This gallery focuses on the works of Impressionist Claude Monet & Colourfield Abstractionist Mark Rothko. Presented here are our top three must-see objects on view here. Next time you visit the museum, do not miss these!
1. Untitled, 1950 – 1952, by Mark Rothko
2. Light Red over Black, 1957, Mark Rothko
3. Water Lillies, After 1916, by Claude Monet
Some fun facts about the Museum : A connection to Slavery?
- While Tate Modern opened in 2000, the first Tate museum, Tate Britain, was opened in 1897. At the time, the collection was limited to British art. These works had been collected by Sir Henry Tate.
- Sir Tate loved to collect Pre-Raphaelite masterpieces. These shaped most of the Museum’s collection at the time. However, it is rumoured that Sir Tate was associated with the slave trade. Thus making the history of the works very murky.

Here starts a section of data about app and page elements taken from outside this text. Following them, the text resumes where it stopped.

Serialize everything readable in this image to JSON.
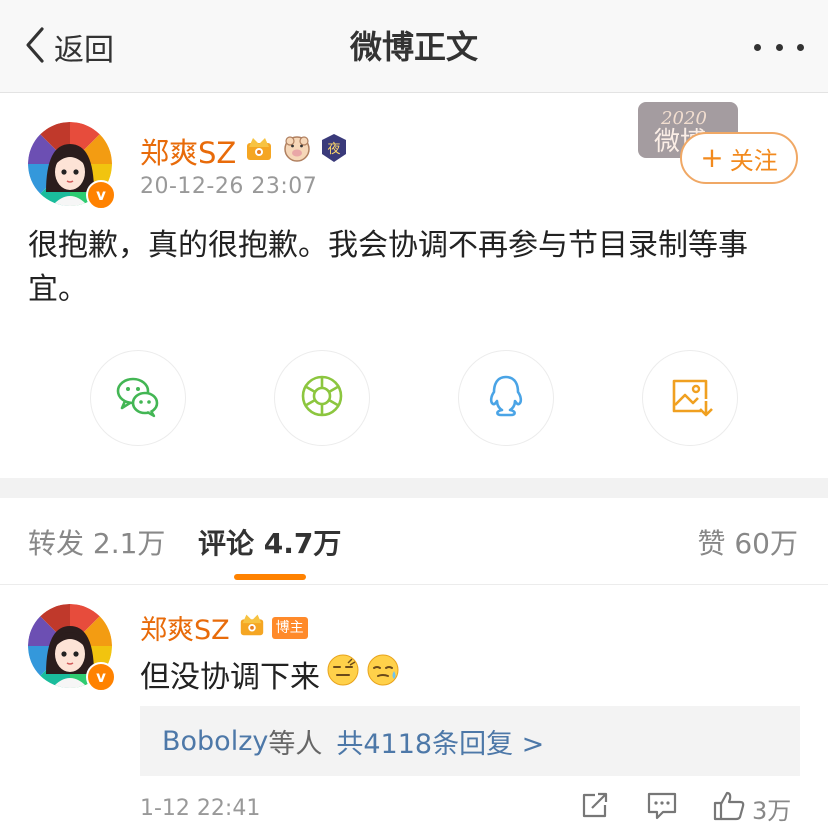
{
  "nav": {
    "back_label": "返回",
    "title": "微博正文"
  },
  "post": {
    "author": "郑爽SZ",
    "time": "20-12-26 23:07",
    "follow_label": "关注",
    "text": "很抱歉，真的很抱歉。我会协调不再参与节目录制等事宜。",
    "banner_year": "2020",
    "banner_text": "微博"
  },
  "badges": {
    "night": "夜",
    "v": "v"
  },
  "tabs": {
    "repost": "转发 2.1万",
    "comments": "评论 4.7万",
    "likes": "赞 60万"
  },
  "comment": {
    "author": "郑爽SZ",
    "host_tag": "博主",
    "text": "但没协调下来",
    "replies_who": "Bobolzy",
    "replies_tail": "等人",
    "replies_count": "共4118条回复 >",
    "time": "1-12 22:41",
    "likes": "3万"
  },
  "icons": {
    "back": "chevron-left-icon",
    "more": "more-dots-icon",
    "share": [
      "wechat-icon",
      "moments-icon",
      "qq-icon",
      "save-image-icon"
    ],
    "actions": [
      "repost-icon",
      "comment-icon",
      "like-icon"
    ]
  },
  "colors": {
    "accent": "#ff8200",
    "author": "#e86b0a",
    "link": "#4d78a8",
    "wechat": "#43b654",
    "moments": "#8cc63f",
    "qq": "#4aa4e6",
    "save": "#f0a020"
  }
}
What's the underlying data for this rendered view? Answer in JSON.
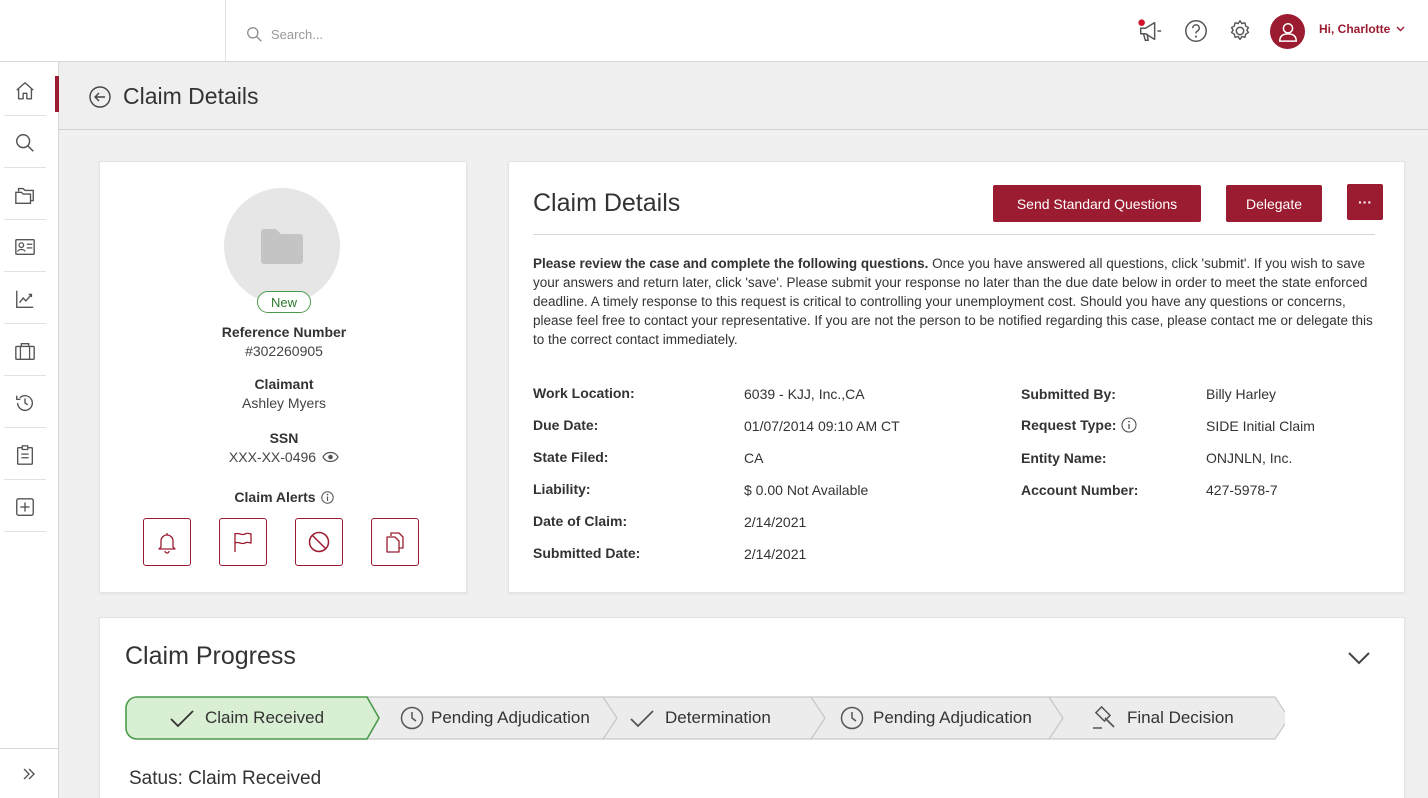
{
  "search": {
    "placeholder": "Search..."
  },
  "user": {
    "greeting": "Hi, Charlotte"
  },
  "page": {
    "title": "Claim Details"
  },
  "profile": {
    "status": "New",
    "reference_label": "Reference Number",
    "reference_value": "#302260905",
    "claimant_label": "Claimant",
    "claimant_value": "Ashley Myers",
    "ssn_label": "SSN",
    "ssn_value": "XXX-XX-0496",
    "alerts_label": "Claim Alerts"
  },
  "details": {
    "title": "Claim Details",
    "send_button": "Send Standard Questions",
    "delegate_button": "Delegate",
    "more_button": "···",
    "intro_bold": "Please review the case and complete the following questions.",
    "intro_rest": " Once you have answered all questions, click 'submit'. If you wish to save your answers and return later, click 'save'. Please submit your response no later than the due date below in order to meet the state enforced deadline. A timely response to this request is critical to controlling your unemployment cost. Should you have any questions or concerns, please feel free to contact your representative. If you are not the person to be notified regarding this case, please contact me or delegate this to the correct contact immediately.",
    "left_fields": [
      {
        "label": "Work Location:",
        "value": "6039 - KJJ, Inc.,CA"
      },
      {
        "label": "Due Date:",
        "value": "01/07/2014 09:10 AM CT"
      },
      {
        "label": "State Filed:",
        "value": "CA"
      },
      {
        "label": "Liability:",
        "value": "$ 0.00 Not Available"
      },
      {
        "label": "Date of Claim:",
        "value": "2/14/2021"
      },
      {
        "label": "Submitted Date:",
        "value": "2/14/2021"
      }
    ],
    "right_fields": [
      {
        "label": "Submitted By:",
        "value": "Billy Harley"
      },
      {
        "label": "Request Type:",
        "value": "SIDE Initial Claim"
      },
      {
        "label": "Entity Name:",
        "value": "ONJNLN, Inc."
      },
      {
        "label": "Account Number:",
        "value": "427-5978-7"
      }
    ]
  },
  "progress": {
    "title": "Claim Progress",
    "steps": [
      {
        "label": "Claim Received",
        "icon": "check-icon",
        "state": "active"
      },
      {
        "label": "Pending Adjudication",
        "icon": "clock-icon",
        "state": "pending"
      },
      {
        "label": "Determination",
        "icon": "check-icon",
        "state": "pending"
      },
      {
        "label": "Pending Adjudication",
        "icon": "clock-icon",
        "state": "pending"
      },
      {
        "label": "Final Decision",
        "icon": "gavel-icon",
        "state": "pending"
      }
    ],
    "status_text": "Satus: Claim Received"
  },
  "colors": {
    "accent": "#9b1b30",
    "success": "#4a9a4a",
    "success_bg": "#d9efd3"
  }
}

- Subsequently, Sir Joseph Joel Duveen and his son Lord Joseph Duveen also supported the Tate. They facilitated architectural expansions of the Millbank building. Also, the Duveen Sculpture galleries at Tate Britain were the country’s first galleries dedicated solely to sculpture. In addition to this, the Duveen’s funded the building of galleries to display the Turner Bequest in 1910.
A Final Thought :

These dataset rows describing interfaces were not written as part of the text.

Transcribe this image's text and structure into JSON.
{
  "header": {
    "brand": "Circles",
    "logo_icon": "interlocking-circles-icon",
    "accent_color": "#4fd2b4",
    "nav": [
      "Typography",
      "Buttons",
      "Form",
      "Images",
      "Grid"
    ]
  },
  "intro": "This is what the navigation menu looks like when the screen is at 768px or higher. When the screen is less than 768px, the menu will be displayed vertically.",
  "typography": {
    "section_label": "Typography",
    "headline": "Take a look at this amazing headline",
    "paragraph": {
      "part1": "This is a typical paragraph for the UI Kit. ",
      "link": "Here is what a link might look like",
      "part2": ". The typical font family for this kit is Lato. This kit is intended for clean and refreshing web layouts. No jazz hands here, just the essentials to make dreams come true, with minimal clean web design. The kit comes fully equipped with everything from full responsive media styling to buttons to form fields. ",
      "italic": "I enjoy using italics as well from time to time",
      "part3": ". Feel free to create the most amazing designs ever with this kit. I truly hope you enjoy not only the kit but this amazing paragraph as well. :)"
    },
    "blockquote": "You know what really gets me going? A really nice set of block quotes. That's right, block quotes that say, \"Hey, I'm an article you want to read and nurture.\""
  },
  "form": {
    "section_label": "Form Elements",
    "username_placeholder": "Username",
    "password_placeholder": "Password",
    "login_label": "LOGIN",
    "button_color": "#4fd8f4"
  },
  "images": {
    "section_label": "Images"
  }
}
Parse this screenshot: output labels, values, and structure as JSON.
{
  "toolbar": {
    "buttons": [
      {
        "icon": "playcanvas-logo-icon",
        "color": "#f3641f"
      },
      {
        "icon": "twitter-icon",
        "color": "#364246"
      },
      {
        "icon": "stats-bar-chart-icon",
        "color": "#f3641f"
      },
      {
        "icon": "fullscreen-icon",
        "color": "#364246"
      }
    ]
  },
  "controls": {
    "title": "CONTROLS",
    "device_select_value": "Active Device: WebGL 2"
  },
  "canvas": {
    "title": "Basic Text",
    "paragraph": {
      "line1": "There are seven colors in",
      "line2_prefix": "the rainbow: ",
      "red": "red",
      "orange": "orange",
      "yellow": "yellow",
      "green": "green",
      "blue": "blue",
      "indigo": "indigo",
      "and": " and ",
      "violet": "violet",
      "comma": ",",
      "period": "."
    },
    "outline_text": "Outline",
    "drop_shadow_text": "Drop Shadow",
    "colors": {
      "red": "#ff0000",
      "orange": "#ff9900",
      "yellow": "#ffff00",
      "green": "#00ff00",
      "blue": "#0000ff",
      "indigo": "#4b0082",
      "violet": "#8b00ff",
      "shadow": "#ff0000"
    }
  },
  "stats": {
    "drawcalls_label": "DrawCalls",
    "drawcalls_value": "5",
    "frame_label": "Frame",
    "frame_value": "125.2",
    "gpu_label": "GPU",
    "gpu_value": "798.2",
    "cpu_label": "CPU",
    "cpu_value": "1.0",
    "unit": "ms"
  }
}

From specialising in British art to shaping the Western canon for Contemporary art – the Tate has come a long way. Apart from the history of the artworks, it is interesting to note the history of the Tate itself. The success of the organisation is a result of the collective effort. But who are the people behind the set-up? It is a well-known fact that Sir Henry Tate, per several historic records, was a promoter of slavery. This murky history raises some questions about the provenance and procurement of the artworks. In fact, on their website, the Tate even admits to being indirectly associated with slavery, through their donors :
“While it is important to emphasise that Henry Tate was not a slave-owner or slave-trader, it is therefore not possible to separate the Tate galleries from the history of colonial slavery from which in part they derive their existence.”

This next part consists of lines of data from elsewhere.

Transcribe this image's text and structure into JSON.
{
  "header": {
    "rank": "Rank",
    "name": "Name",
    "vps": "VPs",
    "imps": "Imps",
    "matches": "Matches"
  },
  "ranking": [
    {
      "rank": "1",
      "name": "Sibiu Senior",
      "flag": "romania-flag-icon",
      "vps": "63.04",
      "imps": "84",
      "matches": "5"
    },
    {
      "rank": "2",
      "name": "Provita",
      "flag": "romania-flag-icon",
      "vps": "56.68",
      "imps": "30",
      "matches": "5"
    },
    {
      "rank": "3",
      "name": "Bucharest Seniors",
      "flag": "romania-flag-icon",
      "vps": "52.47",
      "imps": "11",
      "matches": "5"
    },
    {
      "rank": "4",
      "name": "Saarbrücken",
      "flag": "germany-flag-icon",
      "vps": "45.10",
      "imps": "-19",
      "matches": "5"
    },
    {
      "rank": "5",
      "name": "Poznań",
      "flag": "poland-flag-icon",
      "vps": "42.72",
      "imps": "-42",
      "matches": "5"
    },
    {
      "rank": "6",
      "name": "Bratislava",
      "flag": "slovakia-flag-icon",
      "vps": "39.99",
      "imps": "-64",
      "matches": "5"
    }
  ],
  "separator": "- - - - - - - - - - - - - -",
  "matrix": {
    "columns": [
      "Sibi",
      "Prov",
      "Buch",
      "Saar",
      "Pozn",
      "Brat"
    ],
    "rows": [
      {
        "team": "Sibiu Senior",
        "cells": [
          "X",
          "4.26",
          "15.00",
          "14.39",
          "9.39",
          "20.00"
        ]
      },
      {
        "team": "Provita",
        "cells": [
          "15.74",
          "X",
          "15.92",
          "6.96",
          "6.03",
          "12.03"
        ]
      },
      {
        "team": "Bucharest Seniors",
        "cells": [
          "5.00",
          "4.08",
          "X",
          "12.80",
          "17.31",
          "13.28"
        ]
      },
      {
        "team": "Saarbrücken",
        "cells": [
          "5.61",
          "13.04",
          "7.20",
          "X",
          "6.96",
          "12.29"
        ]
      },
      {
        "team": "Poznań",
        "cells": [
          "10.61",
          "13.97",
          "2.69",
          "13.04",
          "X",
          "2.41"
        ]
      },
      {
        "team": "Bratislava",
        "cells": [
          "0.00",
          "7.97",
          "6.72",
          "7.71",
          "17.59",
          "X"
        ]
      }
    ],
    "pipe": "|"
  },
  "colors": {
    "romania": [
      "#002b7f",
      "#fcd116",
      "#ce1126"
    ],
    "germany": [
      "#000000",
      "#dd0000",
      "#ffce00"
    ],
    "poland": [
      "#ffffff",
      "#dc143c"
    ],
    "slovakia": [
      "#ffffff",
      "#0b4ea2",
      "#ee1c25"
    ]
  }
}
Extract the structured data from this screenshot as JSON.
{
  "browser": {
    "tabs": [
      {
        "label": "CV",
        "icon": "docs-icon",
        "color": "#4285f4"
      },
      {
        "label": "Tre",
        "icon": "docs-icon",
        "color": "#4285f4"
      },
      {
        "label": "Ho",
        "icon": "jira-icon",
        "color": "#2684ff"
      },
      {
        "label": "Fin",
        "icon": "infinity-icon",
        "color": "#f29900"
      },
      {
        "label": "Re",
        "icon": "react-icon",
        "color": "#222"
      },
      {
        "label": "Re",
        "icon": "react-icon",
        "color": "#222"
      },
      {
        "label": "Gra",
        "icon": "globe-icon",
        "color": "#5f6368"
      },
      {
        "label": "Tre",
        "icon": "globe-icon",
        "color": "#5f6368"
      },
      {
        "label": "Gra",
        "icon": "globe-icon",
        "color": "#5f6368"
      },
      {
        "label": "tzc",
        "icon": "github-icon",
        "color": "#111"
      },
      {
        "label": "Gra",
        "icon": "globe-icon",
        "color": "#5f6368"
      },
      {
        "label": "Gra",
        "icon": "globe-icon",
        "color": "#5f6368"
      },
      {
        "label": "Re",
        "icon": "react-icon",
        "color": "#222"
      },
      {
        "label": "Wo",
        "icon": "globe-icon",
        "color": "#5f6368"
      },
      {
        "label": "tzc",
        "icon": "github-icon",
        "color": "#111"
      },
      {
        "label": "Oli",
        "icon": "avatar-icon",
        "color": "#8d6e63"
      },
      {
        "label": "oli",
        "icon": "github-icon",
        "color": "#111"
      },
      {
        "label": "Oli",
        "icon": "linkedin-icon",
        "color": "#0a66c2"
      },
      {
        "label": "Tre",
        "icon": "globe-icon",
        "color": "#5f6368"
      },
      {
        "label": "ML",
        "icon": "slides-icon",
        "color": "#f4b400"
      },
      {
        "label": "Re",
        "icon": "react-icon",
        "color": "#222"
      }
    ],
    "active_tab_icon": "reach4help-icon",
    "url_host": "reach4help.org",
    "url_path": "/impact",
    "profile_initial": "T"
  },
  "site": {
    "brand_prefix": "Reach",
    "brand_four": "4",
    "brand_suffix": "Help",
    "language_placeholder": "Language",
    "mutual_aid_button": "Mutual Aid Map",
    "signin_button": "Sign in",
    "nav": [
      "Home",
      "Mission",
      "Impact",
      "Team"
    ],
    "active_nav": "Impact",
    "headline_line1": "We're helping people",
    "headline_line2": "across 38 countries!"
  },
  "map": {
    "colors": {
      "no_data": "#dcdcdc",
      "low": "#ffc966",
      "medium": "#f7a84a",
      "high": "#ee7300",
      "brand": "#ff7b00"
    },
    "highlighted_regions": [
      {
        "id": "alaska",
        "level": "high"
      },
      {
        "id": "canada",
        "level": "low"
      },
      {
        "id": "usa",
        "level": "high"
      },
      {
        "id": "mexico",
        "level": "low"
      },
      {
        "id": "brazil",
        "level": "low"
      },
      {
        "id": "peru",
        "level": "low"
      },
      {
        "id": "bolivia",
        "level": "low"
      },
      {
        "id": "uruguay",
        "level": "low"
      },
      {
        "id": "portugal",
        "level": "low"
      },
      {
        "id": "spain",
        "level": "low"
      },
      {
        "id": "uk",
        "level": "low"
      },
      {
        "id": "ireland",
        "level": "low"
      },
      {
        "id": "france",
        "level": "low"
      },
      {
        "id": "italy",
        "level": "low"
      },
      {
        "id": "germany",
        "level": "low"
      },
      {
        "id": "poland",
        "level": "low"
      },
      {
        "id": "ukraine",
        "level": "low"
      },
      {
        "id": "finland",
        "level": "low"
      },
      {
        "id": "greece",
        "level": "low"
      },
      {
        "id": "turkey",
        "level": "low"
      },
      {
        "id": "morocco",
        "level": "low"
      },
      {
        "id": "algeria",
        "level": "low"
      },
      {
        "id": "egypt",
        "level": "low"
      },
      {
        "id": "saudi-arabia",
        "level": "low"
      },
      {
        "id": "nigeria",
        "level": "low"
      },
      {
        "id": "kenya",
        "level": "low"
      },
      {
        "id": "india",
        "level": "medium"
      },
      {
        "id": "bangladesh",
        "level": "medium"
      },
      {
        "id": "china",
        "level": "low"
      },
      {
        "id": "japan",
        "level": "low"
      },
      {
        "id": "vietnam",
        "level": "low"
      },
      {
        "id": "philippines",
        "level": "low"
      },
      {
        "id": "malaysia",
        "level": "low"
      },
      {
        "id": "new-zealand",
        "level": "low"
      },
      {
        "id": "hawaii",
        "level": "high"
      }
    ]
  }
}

While admitting this is a great step in social responsibility, is it enough?
Visit Art From Us Archive for Museum Guide collated by Divvya Nirula. Here you shall find more suggestions on where you should visit next. And what you should see there.